--- TASK DESCRIPTION ---
Reproduce the records below in full and exactly, without their images.

[EXTRACTED RECORDS Boundary: Start]

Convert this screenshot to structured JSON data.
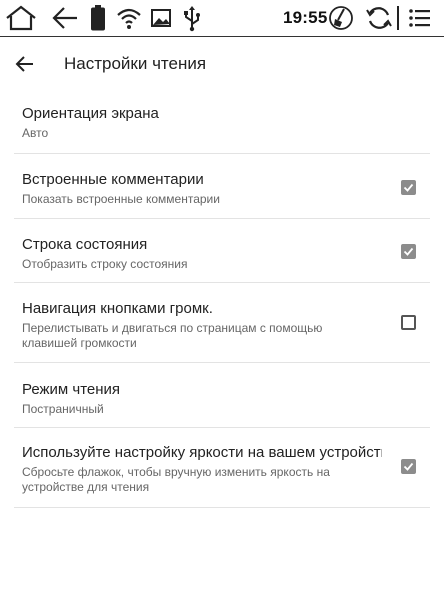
{
  "status_bar": {
    "time": "19:55",
    "icons": [
      "home-icon",
      "back-arrow-icon",
      "battery-icon",
      "wifi-icon",
      "image-icon",
      "usb-icon",
      "clean-icon",
      "refresh-icon",
      "menu-icon"
    ]
  },
  "header": {
    "title": "Настройки чтения"
  },
  "settings": [
    {
      "title": "Ориентация экрана",
      "subtitle": "Авто"
    },
    {
      "title": "Встроенные комментарии",
      "subtitle": "Показать встроенные комментарии",
      "checked": true
    },
    {
      "title": "Строка состояния",
      "subtitle": "Отобразить строку состояния",
      "checked": true
    },
    {
      "title": "Навигация кнопками громк.",
      "subtitle": "Перелистывать и двигаться по страницам с помощью клавишей громкости",
      "checked": false
    },
    {
      "title": "Режим чтения",
      "subtitle": "Постраничный"
    },
    {
      "title": "Используйте настройку яркости на вашем устройстве",
      "subtitle": "Сбросьте флажок, чтобы вручную изменить яркость на устройстве для чтения",
      "checked": true
    }
  ],
  "colors": {
    "checkbox_checked": "#8c8c8c",
    "divider": "#e3e3e3",
    "text_primary": "#222222",
    "text_secondary": "#666666"
  }
}
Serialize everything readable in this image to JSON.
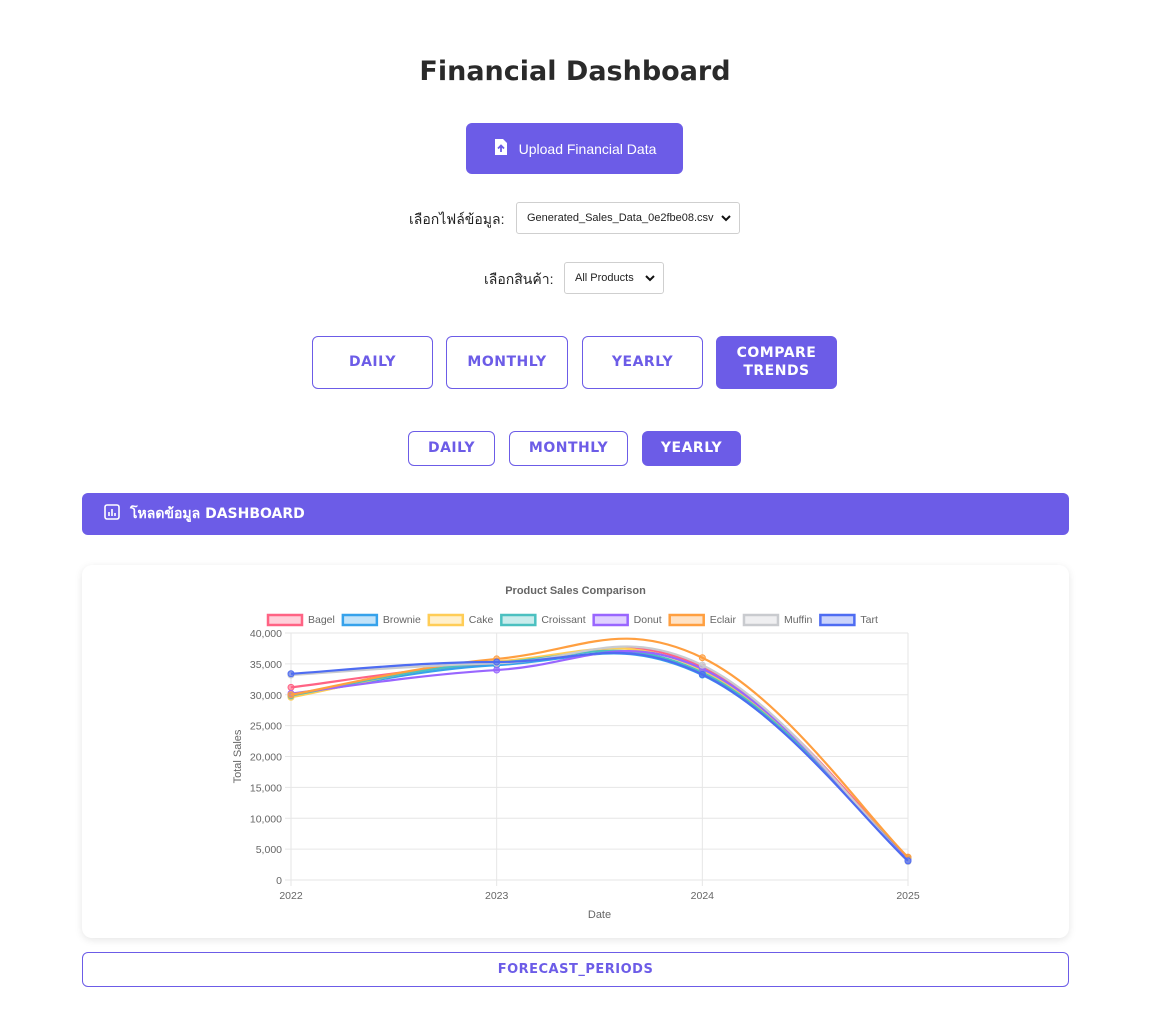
{
  "header": {
    "title": "Financial Dashboard"
  },
  "upload": {
    "label": "Upload Financial Data",
    "icon": "file-upload-icon"
  },
  "file_select": {
    "label": "เลือกไฟล์ข้อมูล:",
    "value": "Generated_Sales_Data_0e2fbe08.csv"
  },
  "product_select": {
    "label": "เลือกสินค้า:",
    "value": "All Products"
  },
  "view_tabs": [
    {
      "label": "DAILY",
      "active": false
    },
    {
      "label": "MONTHLY",
      "active": false
    },
    {
      "label": "YEARLY",
      "active": false
    },
    {
      "label": "COMPARE TRENDS",
      "active": true
    }
  ],
  "period_tabs": [
    {
      "label": "DAILY",
      "active": false
    },
    {
      "label": "MONTHLY",
      "active": false
    },
    {
      "label": "YEARLY",
      "active": true
    }
  ],
  "dashboard_bar": {
    "label": "โหลดข้อมูล DASHBOARD",
    "icon": "chart-icon"
  },
  "forecast": {
    "label": "FORECAST_PERIODS"
  },
  "colors": {
    "accent": "#6c5ce7"
  },
  "chart_data": {
    "type": "line",
    "title": "Product Sales Comparison",
    "xlabel": "Date",
    "ylabel": "Total Sales",
    "categories": [
      "2022",
      "2023",
      "2024",
      "2025"
    ],
    "ylim": [
      0,
      40000
    ],
    "yticks": [
      "0",
      "5,000",
      "10,000",
      "15,000",
      "20,000",
      "25,000",
      "30,000",
      "35,000",
      "40,000"
    ],
    "grid": true,
    "legend": "top",
    "series": [
      {
        "name": "Bagel",
        "color": "#ff6384",
        "values": [
          31200,
          35000,
          34500,
          3600
        ]
      },
      {
        "name": "Brownie",
        "color": "#36a2eb",
        "values": [
          29800,
          34800,
          33200,
          3300
        ]
      },
      {
        "name": "Cake",
        "color": "#ffcd56",
        "values": [
          29600,
          35400,
          34000,
          3500
        ]
      },
      {
        "name": "Croissant",
        "color": "#4bc0c0",
        "values": [
          29900,
          35200,
          33600,
          3400
        ]
      },
      {
        "name": "Donut",
        "color": "#9966ff",
        "values": [
          30200,
          34000,
          34200,
          3200
        ]
      },
      {
        "name": "Eclair",
        "color": "#ff9f40",
        "values": [
          30000,
          35800,
          36000,
          3700
        ]
      },
      {
        "name": "Muffin",
        "color": "#c9cbcf",
        "values": [
          33200,
          35100,
          34800,
          3000
        ]
      },
      {
        "name": "Tart",
        "color": "#4e6cf2",
        "values": [
          33400,
          35300,
          33300,
          3100
        ]
      }
    ]
  }
}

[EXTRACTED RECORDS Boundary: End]

--- TASK ANSWER ---
Convert this screenshot to structured JSON data.
{
  "status_bar": {
    "time": "19:55",
    "icons": [
      "home-icon",
      "back-arrow-icon",
      "battery-icon",
      "wifi-icon",
      "image-icon",
      "usb-icon",
      "clean-icon",
      "refresh-icon",
      "menu-icon"
    ]
  },
  "header": {
    "title": "Настройки чтения"
  },
  "settings": [
    {
      "title": "Ориентация экрана",
      "subtitle": "Авто"
    },
    {
      "title": "Встроенные комментарии",
      "subtitle": "Показать встроенные комментарии",
      "checked": true
    },
    {
      "title": "Строка состояния",
      "subtitle": "Отобразить строку состояния",
      "checked": true
    },
    {
      "title": "Навигация кнопками громк.",
      "subtitle": "Перелистывать и двигаться по страницам с помощью клавишей громкости",
      "checked": false
    },
    {
      "title": "Режим чтения",
      "subtitle": "Постраничный"
    },
    {
      "title": "Используйте настройку яркости на вашем устройстве",
      "subtitle": "Сбросьте флажок, чтобы вручную изменить яркость на устройстве для чтения",
      "checked": true
    }
  ],
  "colors": {
    "checkbox_checked": "#8c8c8c",
    "divider": "#e3e3e3",
    "text_primary": "#222222",
    "text_secondary": "#666666"
  }
}
Serialize everything readable in this image to JSON.
{
  "header": {
    "title": "Financial Dashboard"
  },
  "upload": {
    "label": "Upload Financial Data",
    "icon": "file-upload-icon"
  },
  "file_select": {
    "label": "เลือกไฟล์ข้อมูล:",
    "value": "Generated_Sales_Data_0e2fbe08.csv"
  },
  "product_select": {
    "label": "เลือกสินค้า:",
    "value": "All Products"
  },
  "view_tabs": [
    {
      "label": "DAILY",
      "active": false
    },
    {
      "label": "MONTHLY",
      "active": false
    },
    {
      "label": "YEARLY",
      "active": false
    },
    {
      "label": "COMPARE TRENDS",
      "active": true
    }
  ],
  "period_tabs": [
    {
      "label": "DAILY",
      "active": false
    },
    {
      "label": "MONTHLY",
      "active": false
    },
    {
      "label": "YEARLY",
      "active": true
    }
  ],
  "dashboard_bar": {
    "label": "โหลดข้อมูล DASHBOARD",
    "icon": "chart-icon"
  },
  "forecast": {
    "label": "FORECAST_PERIODS"
  },
  "colors": {
    "accent": "#6c5ce7"
  },
  "chart_data": {
    "type": "line",
    "title": "Product Sales Comparison",
    "xlabel": "Date",
    "ylabel": "Total Sales",
    "categories": [
      "2022",
      "2023",
      "2024",
      "2025"
    ],
    "ylim": [
      0,
      40000
    ],
    "yticks": [
      "0",
      "5,000",
      "10,000",
      "15,000",
      "20,000",
      "25,000",
      "30,000",
      "35,000",
      "40,000"
    ],
    "grid": true,
    "legend": "top",
    "series": [
      {
        "name": "Bagel",
        "color": "#ff6384",
        "values": [
          31200,
          35000,
          34500,
          3600
        ]
      },
      {
        "name": "Brownie",
        "color": "#36a2eb",
        "values": [
          29800,
          34800,
          33200,
          3300
        ]
      },
      {
        "name": "Cake",
        "color": "#ffcd56",
        "values": [
          29600,
          35400,
          34000,
          3500
        ]
      },
      {
        "name": "Croissant",
        "color": "#4bc0c0",
        "values": [
          29900,
          35200,
          33600,
          3400
        ]
      },
      {
        "name": "Donut",
        "color": "#9966ff",
        "values": [
          30200,
          34000,
          34200,
          3200
        ]
      },
      {
        "name": "Eclair",
        "color": "#ff9f40",
        "values": [
          30000,
          35800,
          36000,
          3700
        ]
      },
      {
        "name": "Muffin",
        "color": "#c9cbcf",
        "values": [
          33200,
          35100,
          34800,
          3000
        ]
      },
      {
        "name": "Tart",
        "color": "#4e6cf2",
        "values": [
          33400,
          35300,
          33300,
          3100
        ]
      }
    ]
  }
}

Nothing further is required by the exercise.